Ferdinand mentioned Gertruida in the past, when they were sitting around, talking man-things around a braai on the occasional evening they relaxed a little. He’ll have to tell Gertruida that one day. He’ll also tell her what a shock it was to realise she is the Gertruida who featured in those chats. And that Ferdinand died…
Judge Gericke is an influential man. His knowledge of international affairs and his many contacts with politicians ensured his appointment as judge in the early 90’s, after National Intelligence basically stopped functioning. The unbanning of the ANC made many operatives redundant and he was appointed to the bench as a reward for his loyal work as one of the last actions of the National government. He kept a low profile, making sure his rulings were politically correct and avoided stepping on toes. He was a marked man, and he knew it. When the opportunity arose to retire, he grabbed at it.
Now, just when he thought he outstripped the past, he has seen the small picture of Ferdinand Fourie on the mantelpiece in Gertruida’s cottage. Ferdinand, the double agent who went to live in England. Oh they traced him, all right, but by then everything changed and it would have been stupid to do anything about the defection. However, the old-boy club kept tabs on things – they used to meet once or twice a year to talk of the old times. It was at one of these meetings he learnt what had become of his old comrade, the one that sat in the hotel while the Helderberg went up in flames. Dying like that…A fitting end, he thought at the time.
How ironic, he thinks as he slips into bed, that he should meet Gertruida here. He came to Rolbos to find his son, got a few surprises and was at the point of leaving, when he met Gertruida.
Sleep comes with leaded feet to those with a heavy conscience. It stomps on the wooden floor of remembering when the eyelids droop. It’ll march, arms swinging and boots crashing on the pavement, while sleep watches on uncomfortably from the spiked seat of yesterday’s actions. In itself, is bad enough; but it’s the prospect of telling the truth that strikes up the brass band that’ll really scare slumber away.
No, he decides, it’s fate that threw them together. It is a way of erasing the past and starting afresh. Surely they wouldn’t have met if it served only to punish him? Did the Law of Life demand sacrifice for all things done in the past? Surely not? Surely he is entitled to some happiness? He tries hard to believe the thought, knowing it’ll be impossible to do so. If he told Gertruida he had been at least partially responsible for Ferdinand’s disappearance, she’d never forgive him.
The little soldiers of guilt pick up speed as they do a quick-march across the pages of his mind, singing with gusto and saluting with laughter as they trample the dreams of the future.
Judge Kobus Gericke has been found guilty by his own conscience.
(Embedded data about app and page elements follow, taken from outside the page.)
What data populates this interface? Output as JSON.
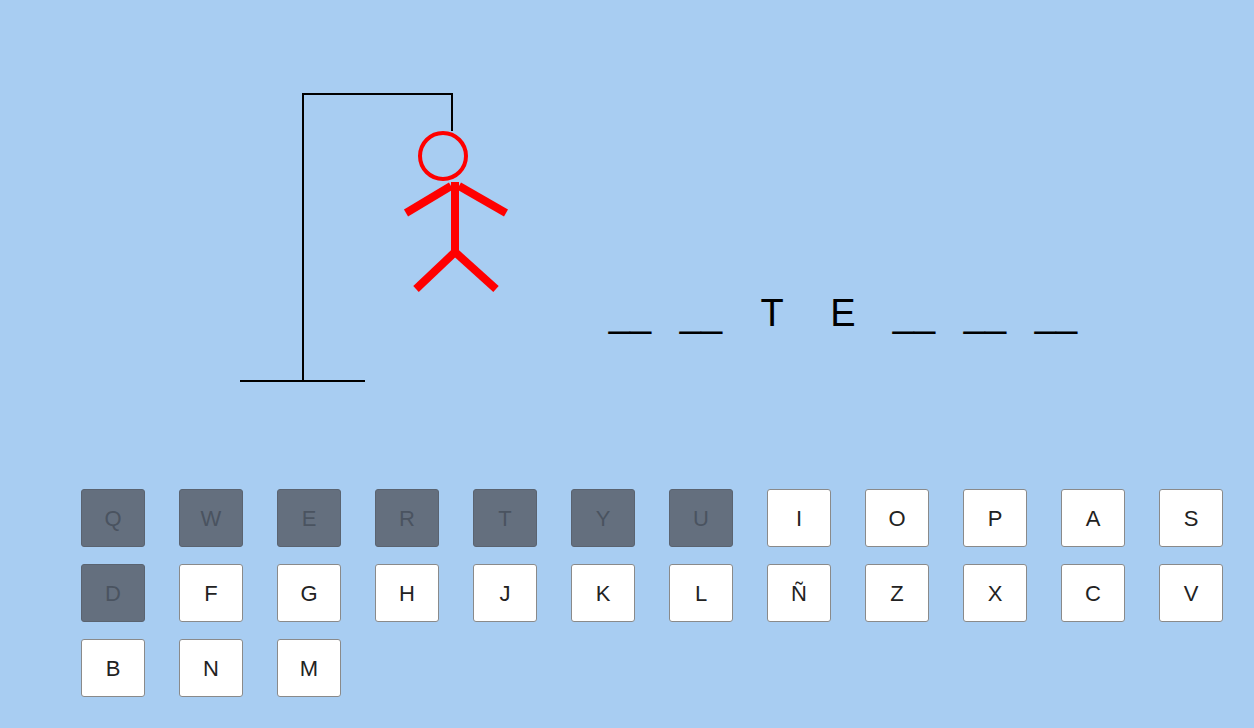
{
  "hangman": {
    "parts": [
      {
        "kind": "head",
        "shown": true
      },
      {
        "kind": "body",
        "shown": true
      },
      {
        "kind": "left-arm",
        "shown": true
      },
      {
        "kind": "right-arm",
        "shown": true
      },
      {
        "kind": "left-leg",
        "shown": true
      },
      {
        "kind": "right-leg",
        "shown": true
      }
    ]
  },
  "word": {
    "slots": [
      "__",
      "__",
      "T",
      "E",
      "__",
      "__",
      "__"
    ]
  },
  "keyboard": {
    "rows": [
      [
        {
          "label": "Q",
          "disabled": true
        },
        {
          "label": "W",
          "disabled": true
        },
        {
          "label": "E",
          "disabled": true
        },
        {
          "label": "R",
          "disabled": true
        },
        {
          "label": "T",
          "disabled": true
        },
        {
          "label": "Y",
          "disabled": true
        },
        {
          "label": "U",
          "disabled": true
        },
        {
          "label": "I",
          "disabled": false
        },
        {
          "label": "O",
          "disabled": false
        },
        {
          "label": "P",
          "disabled": false
        },
        {
          "label": "A",
          "disabled": false
        },
        {
          "label": "S",
          "disabled": false
        }
      ],
      [
        {
          "label": "D",
          "disabled": true
        },
        {
          "label": "F",
          "disabled": false
        },
        {
          "label": "G",
          "disabled": false
        },
        {
          "label": "H",
          "disabled": false
        },
        {
          "label": "J",
          "disabled": false
        },
        {
          "label": "K",
          "disabled": false
        },
        {
          "label": "L",
          "disabled": false
        },
        {
          "label": "Ñ",
          "disabled": false
        },
        {
          "label": "Z",
          "disabled": false
        },
        {
          "label": "X",
          "disabled": false
        },
        {
          "label": "C",
          "disabled": false
        },
        {
          "label": "V",
          "disabled": false
        }
      ],
      [
        {
          "label": "B",
          "disabled": false
        },
        {
          "label": "N",
          "disabled": false
        },
        {
          "label": "M",
          "disabled": false
        }
      ]
    ]
  }
}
The sentence is clear. He gets up with a sigh to put the kettle on.